The territory has one of the highest levels of GDP per capita of any jurisdiction in the world, which stood at USD 88,432 per capita in current dollars in 2019 . On a per capita basis, economic growth has been mostly stagnant in constant prices after falling substantially as a result of the global financial crisis in 2007/08. By 2019, GDP per capita had been mostly constant for around ten years, after falling by a little over 10 per cent in two years. Two sectors are the key drivers to the economy of the Cayman Islands: financial services and tourism. They account for 43 per cent and 17 per cent of exports respectively in 2018, but were also directly responsible for 7.4 per cent and 12.4 per cent of employment, respectively
The chief occupations on the Cayman Islands are in clerical and service work and in the construction trades. Agriculture occupies only a small number of Caymanians, and most of the islands’ food must be imported. The main crops are citrus fruits and bananas, as well as mangoes, plantains, coconuts, sweet potatoes, yams, and tomatoes. Some livestock is raised, chiefly cattle and poultry. Turtles raised on a government-operated turtle farm provide food, shells, and leather.
Exports are few. The major imports are machinery and transport equipment, other manufactured items, fuels, and foods. The United States is the Caymans’ primary trading partner in both imports and exports; other major sources of imports are Jamaica, the United Kingdom, and Japan.
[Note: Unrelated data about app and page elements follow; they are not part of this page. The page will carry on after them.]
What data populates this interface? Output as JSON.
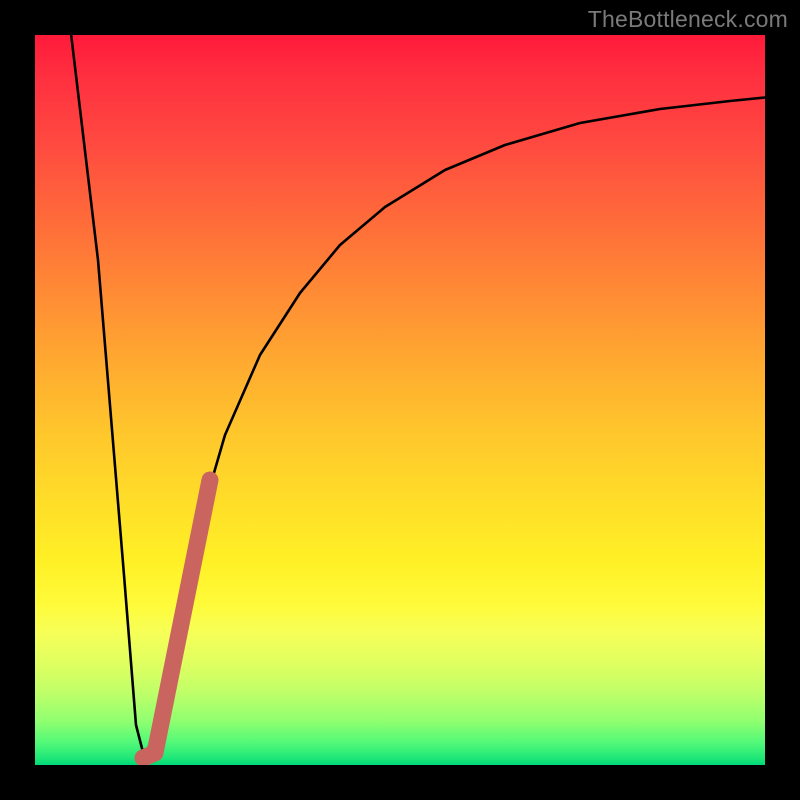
{
  "watermark": "TheBottleneck.com",
  "colors": {
    "frame": "#000000",
    "curve": "#000000",
    "marker": "#c9655e",
    "gradient_top": "#ff1a3a",
    "gradient_bottom": "#00d878"
  },
  "chart_data": {
    "type": "line",
    "title": "",
    "xlabel": "",
    "ylabel": "",
    "xlim": [
      0,
      100
    ],
    "ylim": [
      0,
      100
    ],
    "grid": false,
    "legend": false,
    "series": [
      {
        "name": "bottleneck-curve",
        "x": [
          0,
          5,
          10,
          12,
          14,
          16,
          18,
          20,
          24,
          28,
          32,
          36,
          40,
          46,
          52,
          60,
          70,
          80,
          90,
          100
        ],
        "y": [
          100,
          60,
          20,
          4,
          0,
          10,
          22,
          34,
          50,
          60,
          68,
          74,
          78,
          82,
          85,
          88,
          90,
          91.5,
          92.5,
          93
        ]
      }
    ],
    "marker_segment": {
      "name": "highlighted-range",
      "x": [
        14,
        23
      ],
      "y": [
        1,
        43
      ]
    },
    "minimum": {
      "x": 14,
      "y": 0
    }
  }
}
The United Kingdom and Jamaica are the Cayman Islands’ other major export destinations.